By all accounts, Jeanine Meese is the picture perfect wife, mom, and friend to many. She loves life, following her kids in their many different avenues, and supporting her husband in his job as administrator at Jackson Hospital. What could possibly happen to someone who was healthy, practiced good nutrition, exercised regularly, and had regularly scheduled medical checkups. The “C” word knows no boundaries as Jeanine Meese found out on December 23, 2013.
In early November, 2012 Jeanine was invited to attend the breast cancer symposium.
“I was invited to this breast cancer symposium. To be perfectly honest, I didn’t really see a reason to go. I was 43. I have low blood pressure and perfect cholesterol. I was near my ideal weight give or take those few extra pounds I blame on water. I exercised four-to-five days a week and had been a runner for 30 years. Dr. Leff performs thorough breast exams at my annual appointments, and there is no family history of breast cancer, so I never saw the need to do any more than that. Bottom line, I was healthy.”
After some thought, Jeanine opted to attend the symposium, “I decided to attend anyway to support my friends who worked so hard to put the event on, to show support for the friends I have who are breast cancer survivors and fighters, and to represent my husband and Jackson Hospital. I listened to the speakers. They were great, and I certainly learned a lot. But still, it didn’t hit home. I was removed from the disease. They gave out these “beads of hope” key chains and explained what each bead represented. Nice take away! Two people even gave me theirs because they already had some, so I had a few extras for family members.”
Then came what no woman wants to ever experience, “Fast forward two months. On December 23rd, I was in the shower. Holy crap, what is that? It is small, hard, and wasn’t there before. And it felt like one of those beads. Now, I am used to having fibrocystic lumps, which are painful, and come and go with your hormone levels and caffeine intake. But THIS was different. This felt just like a small marble. On Dec 26th, I saw my ARNP, Anna Brunner, and was at Jackson Hospital for a mammogram an hour later. It showed nothing. Phew! The ultrasound showed nothing of significance; the lump was dubbed as something benign. Okay, great! Dr. Goodpaster decided to perform a surgical biopsy anyway even though all who saw the films agreed it was probably nothing. If I remember correctly, she chose to biopsy it because of the shape and hardness, and mostly, because it wasn’t there before. She delivered the diagnosis to us on January 9th, which also happened to be Connie Haile’s birthday.

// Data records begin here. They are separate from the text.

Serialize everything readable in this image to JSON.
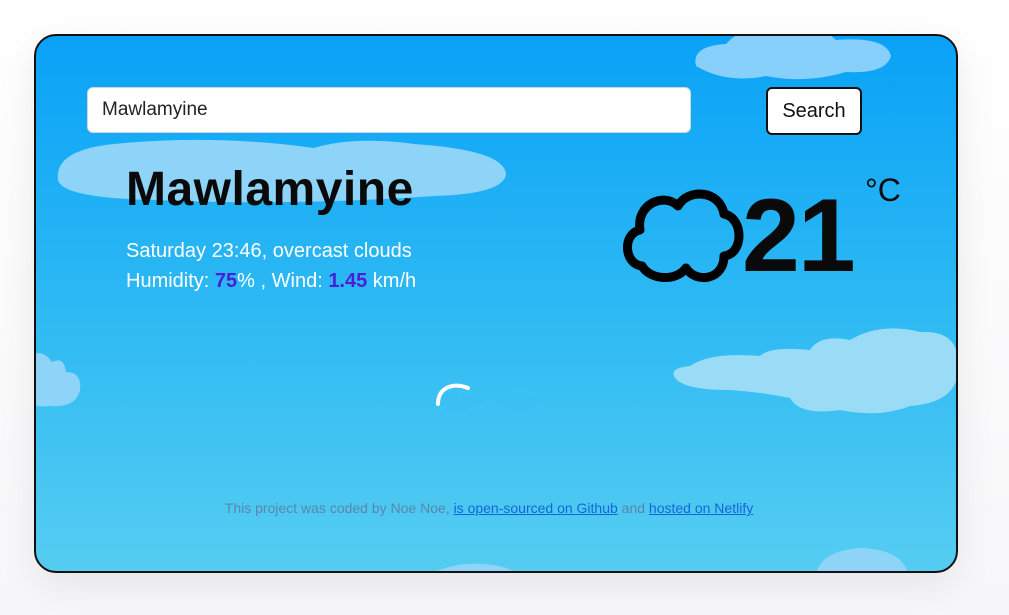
{
  "search": {
    "value": "Mawlamyine",
    "button_label": "Search"
  },
  "weather": {
    "city": "Mawlamyine",
    "day_time": "Saturday 23:46",
    "description": "overcast clouds",
    "humidity_label": "Humidity: ",
    "humidity_value": "75",
    "humidity_unit": "%",
    "wind_label": " , Wind: ",
    "wind_value": "1.45",
    "wind_unit": " km/h",
    "temperature": "21",
    "temperature_unit": "°C",
    "icon": "cloud-icon"
  },
  "footer": {
    "text_prefix": "This project was coded by Noe Noe, ",
    "github_link": "is open-sourced on Github",
    "text_middle": " and ",
    "netlify_link": "hosted on Netlify"
  },
  "colors": {
    "sky_top": "#0aa2f7",
    "sky_bottom": "#55cdf2",
    "highlight": "#4a1ed8",
    "link": "#1466d6"
  }
}
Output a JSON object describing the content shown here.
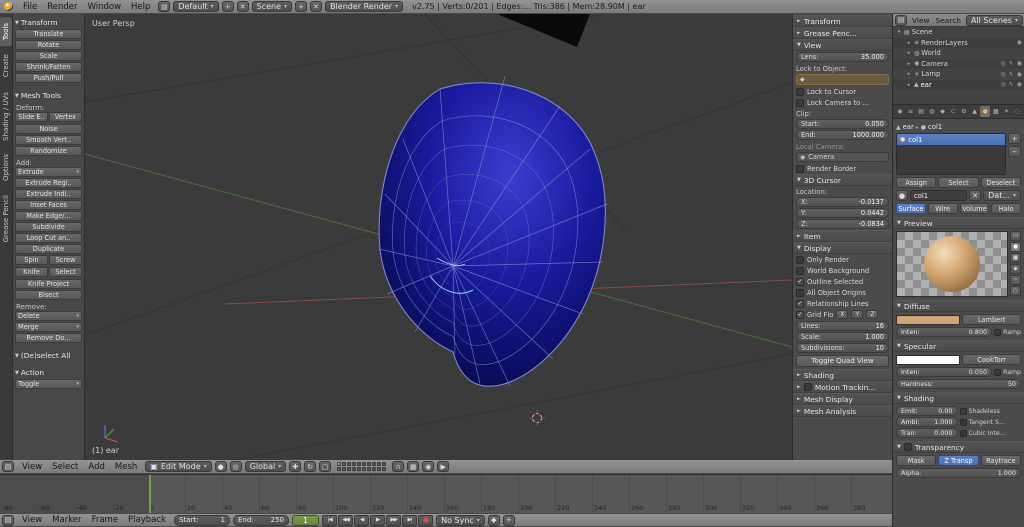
{
  "top_header": {
    "menus": [
      "File",
      "Render",
      "Window",
      "Help"
    ],
    "layout_dropdown": "Default",
    "scene_dropdown": "Scene",
    "engine_dropdown": "Blender Render",
    "stats": "v2.75 | Verts:0/201 | Edges:... Tris:386 | Mem:28.90M | ear"
  },
  "tool_tabs": [
    "Tools",
    "Create",
    "Shading / UVs",
    "Options",
    "Grease Pencil"
  ],
  "tool_shelf": {
    "transform": {
      "title": "Transform",
      "buttons": [
        "Translate",
        "Rotate",
        "Scale",
        "Shrink/Fatten",
        "Push/Pull"
      ]
    },
    "mesh_tools": {
      "title": "Mesh Tools",
      "deform_label": "Deform:",
      "deform_row": [
        "Slide E..",
        "Vertex"
      ],
      "deform_buttons": [
        "Noise",
        "Smooth Vert..",
        "Randomize"
      ],
      "add_label": "Add:",
      "add_buttons": [
        "Extrude",
        "Extrude Regi..",
        "Extrude Indi..",
        "Inset Faces",
        "Make Edge/...",
        "Subdivide",
        "Loop Cut an..",
        "Duplicate"
      ],
      "add_rows": [
        [
          "Spin",
          "Screw"
        ],
        [
          "Knife",
          "Select"
        ]
      ],
      "add_buttons2": [
        "Knife Project",
        "Bisect"
      ],
      "remove_label": "Remove:",
      "remove_buttons": [
        "Delete",
        "Merge",
        "Remove Do..."
      ]
    },
    "deselect": {
      "title": "(De)select All"
    },
    "action": {
      "title": "Action",
      "toggle": "Toggle"
    }
  },
  "viewport": {
    "view_label": "User Persp",
    "object_label": "(1) ear"
  },
  "n_panel": {
    "transform_header": "Transform",
    "grease_header": "Grease Penc...",
    "view_header": "View",
    "lens": {
      "label": "Lens:",
      "value": "35.000"
    },
    "lock_to_object": "Lock to Object:",
    "lock_to_cursor": "Lock to Cursor",
    "lock_camera": "Lock Camera to ...",
    "clip_label": "Clip:",
    "clip_start": {
      "label": "Start:",
      "value": "0.050"
    },
    "clip_end": {
      "label": "End:",
      "value": "1000.000"
    },
    "local_camera_label": "Local Camera:",
    "local_camera_value": "Camera",
    "render_border": "Render Border",
    "cursor_header": "3D Cursor",
    "location_label": "Location:",
    "cursor_x": {
      "label": "X:",
      "value": "-0.0137"
    },
    "cursor_y": {
      "label": "Y:",
      "value": "0.0442"
    },
    "cursor_z": {
      "label": "Z:",
      "value": "-0.0834"
    },
    "item_header": "Item",
    "display_header": "Display",
    "display_checks": [
      {
        "label": "Only Render",
        "checked": false
      },
      {
        "label": "World Background",
        "checked": false
      },
      {
        "label": "Outline Selected",
        "checked": true
      },
      {
        "label": "All Object Origins",
        "checked": false
      },
      {
        "label": "Relationship Lines",
        "checked": true
      }
    ],
    "grid_floor": {
      "label": "Grid Flo",
      "checked": true,
      "axes": [
        "X",
        "Y",
        "Z"
      ]
    },
    "lines": {
      "label": "Lines:",
      "value": "16"
    },
    "scale": {
      "label": "Scale:",
      "value": "1.000"
    },
    "subdivisions": {
      "label": "Subdivisions:",
      "value": "10"
    },
    "quad_view_button": "Toggle Quad View",
    "shading_header": "Shading",
    "motion_header": "Motion Trackin...",
    "mesh_display_header": "Mesh Display",
    "mesh_analysis_header": "Mesh Analysis"
  },
  "outliner": {
    "menus": [
      "View",
      "Search"
    ],
    "display_mode": "All Scenes",
    "items": [
      {
        "label": "Scene",
        "icon": "scene",
        "expanded": true,
        "right_icons": [],
        "active": false
      },
      {
        "label": "RenderLayers",
        "icon": "render-layers",
        "expanded": false,
        "right_icons": [
          "renderable"
        ],
        "active": false
      },
      {
        "label": "World",
        "icon": "world",
        "expanded": false,
        "right_icons": [],
        "active": false
      },
      {
        "label": "Camera",
        "icon": "camera",
        "expanded": false,
        "right_icons": [
          "eye",
          "cursor",
          "renderable"
        ],
        "active": false
      },
      {
        "label": "Lamp",
        "icon": "lamp",
        "expanded": false,
        "right_icons": [
          "eye",
          "cursor",
          "renderable"
        ],
        "active": false
      },
      {
        "label": "ear",
        "icon": "mesh",
        "expanded": false,
        "right_icons": [
          "eye",
          "cursor",
          "renderable"
        ],
        "active": true
      }
    ]
  },
  "properties": {
    "tabs": [
      "render",
      "render-layers",
      "scene",
      "world",
      "object",
      "constraints",
      "modifiers",
      "object-data",
      "material",
      "texture",
      "particles",
      "physics"
    ],
    "active_tab": "material",
    "breadcrumb": {
      "object": "ear",
      "material": "col1"
    },
    "slot_name": "col1",
    "assign_button": "Assign",
    "select_button": "Select",
    "deselect_button": "Deselect",
    "name_value": "col1",
    "data_button": "Dat...",
    "surface_types": [
      {
        "label": "Surface",
        "active": true
      },
      {
        "label": "Wire",
        "active": false
      },
      {
        "label": "Volume",
        "active": false
      },
      {
        "label": "Halo",
        "active": false
      }
    ],
    "preview_header": "Preview",
    "diffuse_header": "Diffuse",
    "diffuse_shader": "Lambert",
    "diffuse_intensity_label": "Inten:",
    "diffuse_intensity_value": "0.800",
    "diffuse_ramp": "Ramp",
    "specular_header": "Specular",
    "specular_shader": "CookTorr",
    "specular_intensity_label": "Inten:",
    "specular_intensity_value": "0.050",
    "specular_ramp": "Ramp",
    "hardness_label": "Hardness:",
    "hardness_value": "50",
    "shading_header": "Shading",
    "shading_fields": [
      {
        "label": "Emit:",
        "value": "0.00"
      },
      {
        "label": "Ambi:",
        "value": "1.000"
      },
      {
        "label": "Tran:",
        "value": "0.000"
      }
    ],
    "shading_checks": [
      "Shadeless",
      "Tangent S...",
      "Cubic Inte..."
    ],
    "transparency_header": "Transparency",
    "transparency_modes": [
      {
        "label": "Mask",
        "active": false
      },
      {
        "label": "Z Transp",
        "active": true
      },
      {
        "label": "Raytrace",
        "active": false
      }
    ],
    "alpha_label": "Alpha:",
    "alpha_value": "1.000"
  },
  "viewport_header": {
    "menus": [
      "View",
      "Select",
      "Add",
      "Mesh"
    ],
    "mode": "Edit Mode",
    "orientation": "Global"
  },
  "timeline": {
    "menus": [
      "View",
      "Marker",
      "Frame",
      "Playback"
    ],
    "start_label": "Start:",
    "start_value": "1",
    "end_label": "End:",
    "end_value": "250",
    "current_frame": "1",
    "sync": "No Sync",
    "ruler_labels": [
      "-80",
      "-60",
      "-40",
      "-20",
      "0",
      "20",
      "40",
      "60",
      "80",
      "100",
      "120",
      "140",
      "160",
      "180",
      "200",
      "220",
      "240",
      "260",
      "280",
      "300",
      "320",
      "340",
      "360",
      "380"
    ]
  },
  "colors": {
    "accent": "#5680c4",
    "diffuse_swatch": "#cfa675",
    "specular_swatch": "#ffffff",
    "mesh_fill": "#1a1ca0",
    "frame_line_green": "#69a84f"
  }
}
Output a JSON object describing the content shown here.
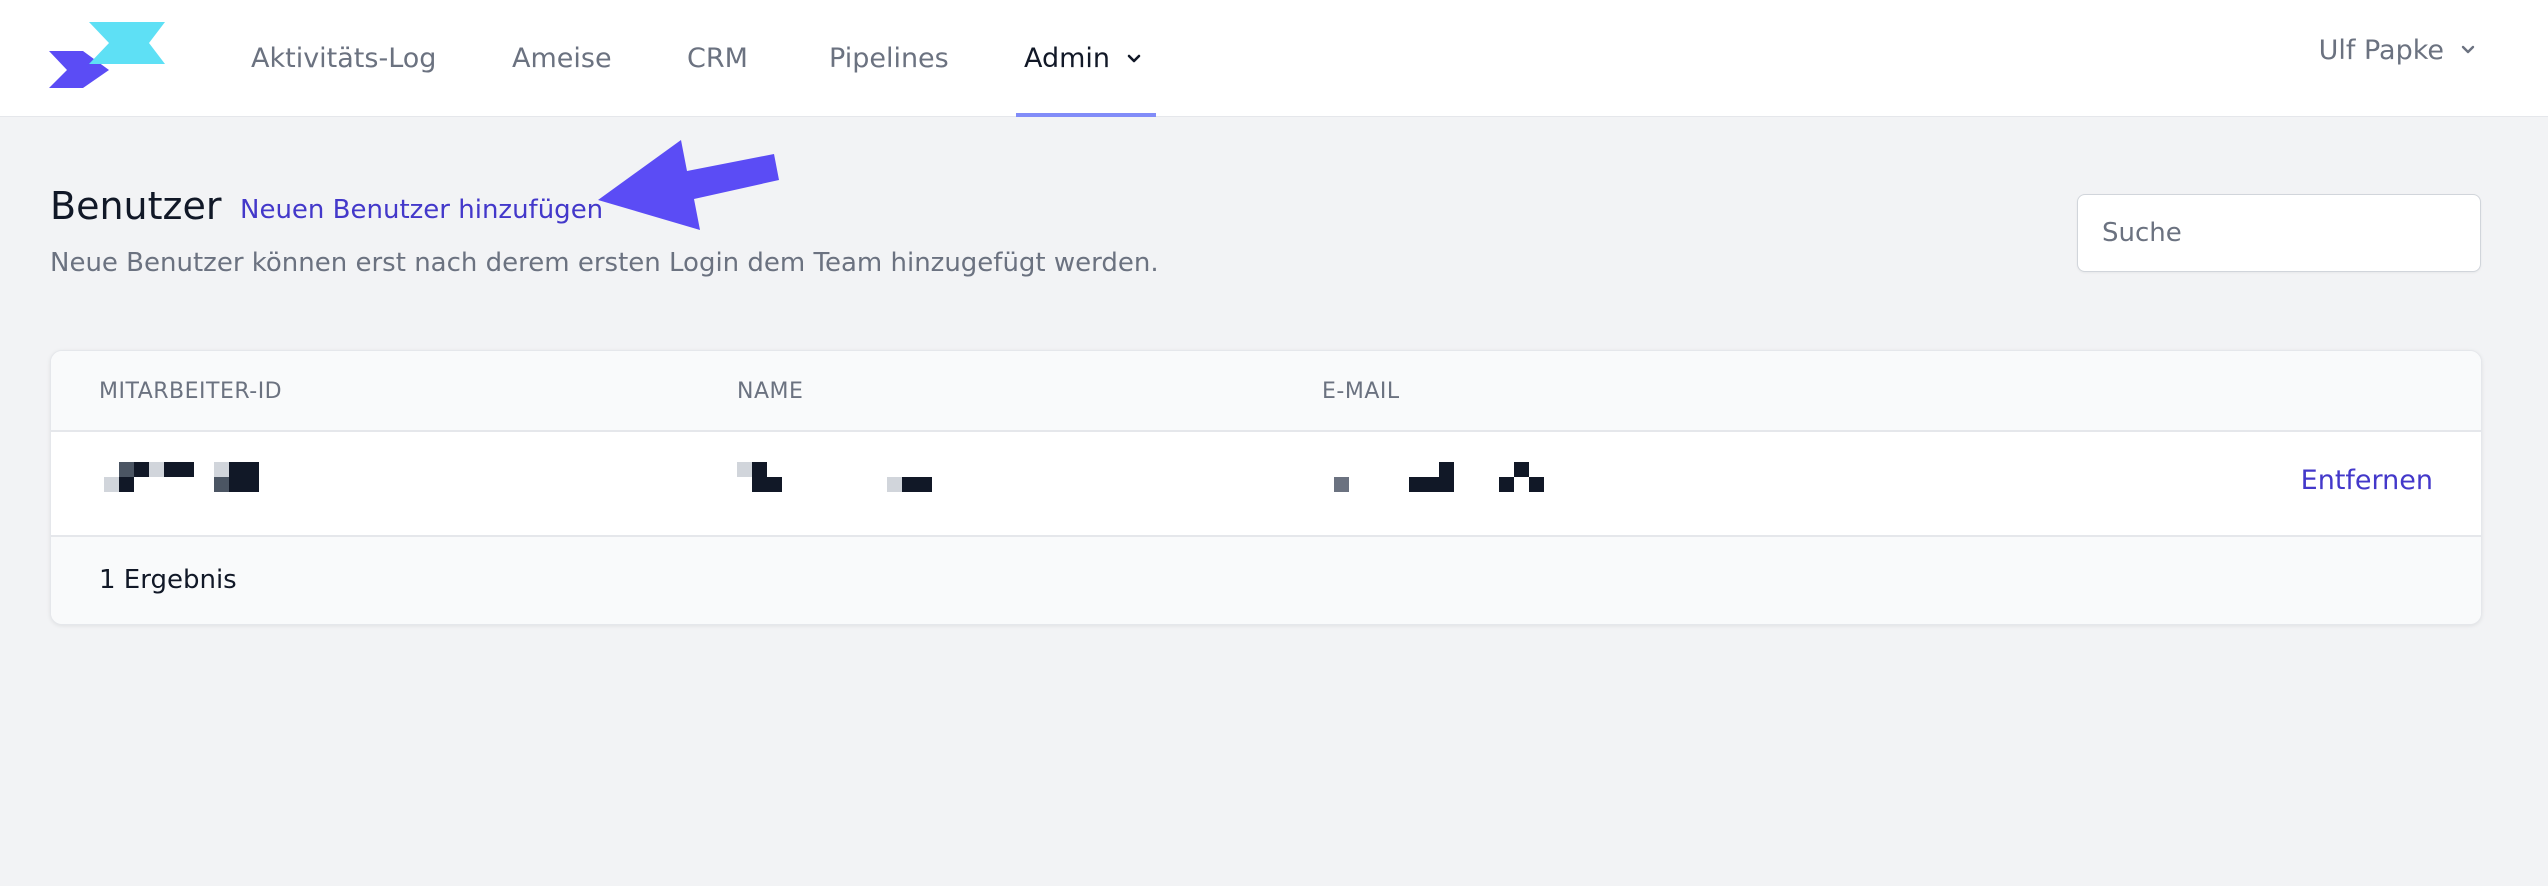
{
  "nav": {
    "items": [
      {
        "label": "Aktivitäts-Log"
      },
      {
        "label": "Ameise"
      },
      {
        "label": "CRM"
      },
      {
        "label": "Pipelines"
      },
      {
        "label": "Admin"
      }
    ],
    "active_item": "Admin",
    "user_name": "Ulf Papke"
  },
  "page": {
    "title": "Benutzer",
    "add_link": "Neuen Benutzer hinzufügen",
    "subtitle": "Neue Benutzer können erst nach derem ersten Login dem Team hinzugefügt werden."
  },
  "search": {
    "placeholder": "Suche",
    "value": ""
  },
  "table": {
    "columns": [
      "MITARBEITER-ID",
      "NAME",
      "E-MAIL"
    ],
    "rows": [
      {
        "id": "",
        "name": "",
        "email": "",
        "action": "Entfernen"
      }
    ],
    "footer": "1 Ergebnis"
  },
  "colors": {
    "accent": "#4338ca",
    "nav_underline": "#818cf8",
    "arrow": "#5b4cf5",
    "logo_primary": "#5b4cf5",
    "logo_secondary": "#5ee0f5"
  },
  "icons": {
    "logo": "brand-logo",
    "dropdown": "chevron-down-icon",
    "annotation": "arrow-pointer-icon"
  }
}
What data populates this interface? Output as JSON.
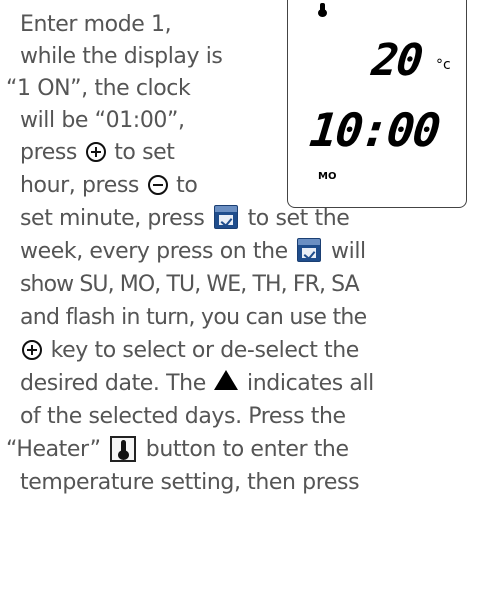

I was very lucky. Although it was an invasive ductal carcinoma, I detected it early. I was blessed with good medical care. I had the surgery and treatments and now am on the required pills for five to ten years. While I try so hard to make it through each day with a positive attitude and a smile, only those who have ever heard THAT word understand, that with every ache, cough, bruise, or change, you begin to worry – is it cancer? Is it back? Has it spread? And these worries keep going – what will my kids do without me? What about my husband? There’s so much we still have to do together as a family.
Throughout this experience, I was surprised, however, to find out that cancer and pregnancy have something in common. Remember when you were pregnant, how every woman wanted to tell you her horror delivery story? Well, guess what? The same goes for cancer patients. Even though my doctors believe they got it all, and I try to be at peace with it, people want to tell me stories of how someone they know had surgery, treatment, and was cured too. But then, the cancer came back, but it was worse this time, and then they died. Really people? That isn’t helpful to your friends with cancer. That’s making it worse. Keep your kind words flowing, your prayers coming, show you care, even if you don’t understand, but be sensitive! Keep your horror stories to yourself please. Let us try and get through every day with the belief that we have cancer, but cancer DOESN’T have us.”
The beads Jeanine received at her first symposium remain with her daily, “I continue to carry my beads. They are pretty worn, and they have long since fallen off the key chain, but I continue to use them often as a visual aid while telling people to check themselves and what to look for. I even have two more friends who found their breast cancer thanks to these beads of hope.”
Jeanine closes by offering this advice, “So, remember: It can happen to anyone, at any time, regardless of family history or good health. Perform your exam tonight. Do it monthly. Save your life with early detection. Because no one is exempt. Thank you.”
The fight is real, the cure is in early detection.